» Available records:
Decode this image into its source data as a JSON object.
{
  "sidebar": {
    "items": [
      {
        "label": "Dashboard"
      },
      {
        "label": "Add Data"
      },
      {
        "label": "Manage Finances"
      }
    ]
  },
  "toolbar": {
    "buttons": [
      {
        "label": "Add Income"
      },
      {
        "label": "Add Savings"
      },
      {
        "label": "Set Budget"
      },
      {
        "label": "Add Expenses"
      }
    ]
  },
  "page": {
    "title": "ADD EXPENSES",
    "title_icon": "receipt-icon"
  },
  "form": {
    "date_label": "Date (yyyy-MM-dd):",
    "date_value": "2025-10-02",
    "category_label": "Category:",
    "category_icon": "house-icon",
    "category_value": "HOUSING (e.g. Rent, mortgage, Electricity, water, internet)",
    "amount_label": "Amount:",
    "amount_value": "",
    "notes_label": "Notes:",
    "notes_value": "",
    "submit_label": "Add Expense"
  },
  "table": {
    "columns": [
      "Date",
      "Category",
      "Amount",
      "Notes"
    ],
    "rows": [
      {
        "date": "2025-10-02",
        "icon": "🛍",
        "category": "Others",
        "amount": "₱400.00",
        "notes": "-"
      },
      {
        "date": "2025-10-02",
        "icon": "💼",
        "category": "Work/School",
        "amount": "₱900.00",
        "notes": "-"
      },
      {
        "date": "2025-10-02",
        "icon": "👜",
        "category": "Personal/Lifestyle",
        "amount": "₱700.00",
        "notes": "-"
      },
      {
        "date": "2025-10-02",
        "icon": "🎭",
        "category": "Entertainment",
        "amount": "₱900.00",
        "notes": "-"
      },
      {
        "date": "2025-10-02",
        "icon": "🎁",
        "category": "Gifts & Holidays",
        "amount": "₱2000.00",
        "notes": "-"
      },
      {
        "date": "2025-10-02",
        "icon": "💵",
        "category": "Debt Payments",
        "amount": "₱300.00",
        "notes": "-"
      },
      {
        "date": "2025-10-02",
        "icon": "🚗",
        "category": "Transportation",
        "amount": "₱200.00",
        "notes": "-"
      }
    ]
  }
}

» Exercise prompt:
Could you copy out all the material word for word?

» Completed exercise:
Decode this image into its source data as a JSON object.
{
  "sidebar": {
    "items": [
      {
        "label": "Dashboard"
      },
      {
        "label": "Add Data"
      },
      {
        "label": "Manage Finances"
      }
    ]
  },
  "toolbar": {
    "buttons": [
      {
        "label": "Add Income"
      },
      {
        "label": "Add Savings"
      },
      {
        "label": "Set Budget"
      },
      {
        "label": "Add Expenses"
      }
    ]
  },
  "page": {
    "title": "ADD EXPENSES",
    "title_icon": "receipt-icon"
  },
  "form": {
    "date_label": "Date (yyyy-MM-dd):",
    "date_value": "2025-10-02",
    "category_label": "Category:",
    "category_icon": "house-icon",
    "category_value": "HOUSING (e.g. Rent, mortgage, Electricity, water, internet)",
    "amount_label": "Amount:",
    "amount_value": "",
    "notes_label": "Notes:",
    "notes_value": "",
    "submit_label": "Add Expense"
  },
  "table": {
    "columns": [
      "Date",
      "Category",
      "Amount",
      "Notes"
    ],
    "rows": [
      {
        "date": "2025-10-02",
        "icon": "🛍",
        "category": "Others",
        "amount": "₱400.00",
        "notes": "-"
      },
      {
        "date": "2025-10-02",
        "icon": "💼",
        "category": "Work/School",
        "amount": "₱900.00",
        "notes": "-"
      },
      {
        "date": "2025-10-02",
        "icon": "👜",
        "category": "Personal/Lifestyle",
        "amount": "₱700.00",
        "notes": "-"
      },
      {
        "date": "2025-10-02",
        "icon": "🎭",
        "category": "Entertainment",
        "amount": "₱900.00",
        "notes": "-"
      },
      {
        "date": "2025-10-02",
        "icon": "🎁",
        "category": "Gifts & Holidays",
        "amount": "₱2000.00",
        "notes": "-"
      },
      {
        "date": "2025-10-02",
        "icon": "💵",
        "category": "Debt Payments",
        "amount": "₱300.00",
        "notes": "-"
      },
      {
        "date": "2025-10-02",
        "icon": "🚗",
        "category": "Transportation",
        "amount": "₱200.00",
        "notes": "-"
      }
    ]
  }
}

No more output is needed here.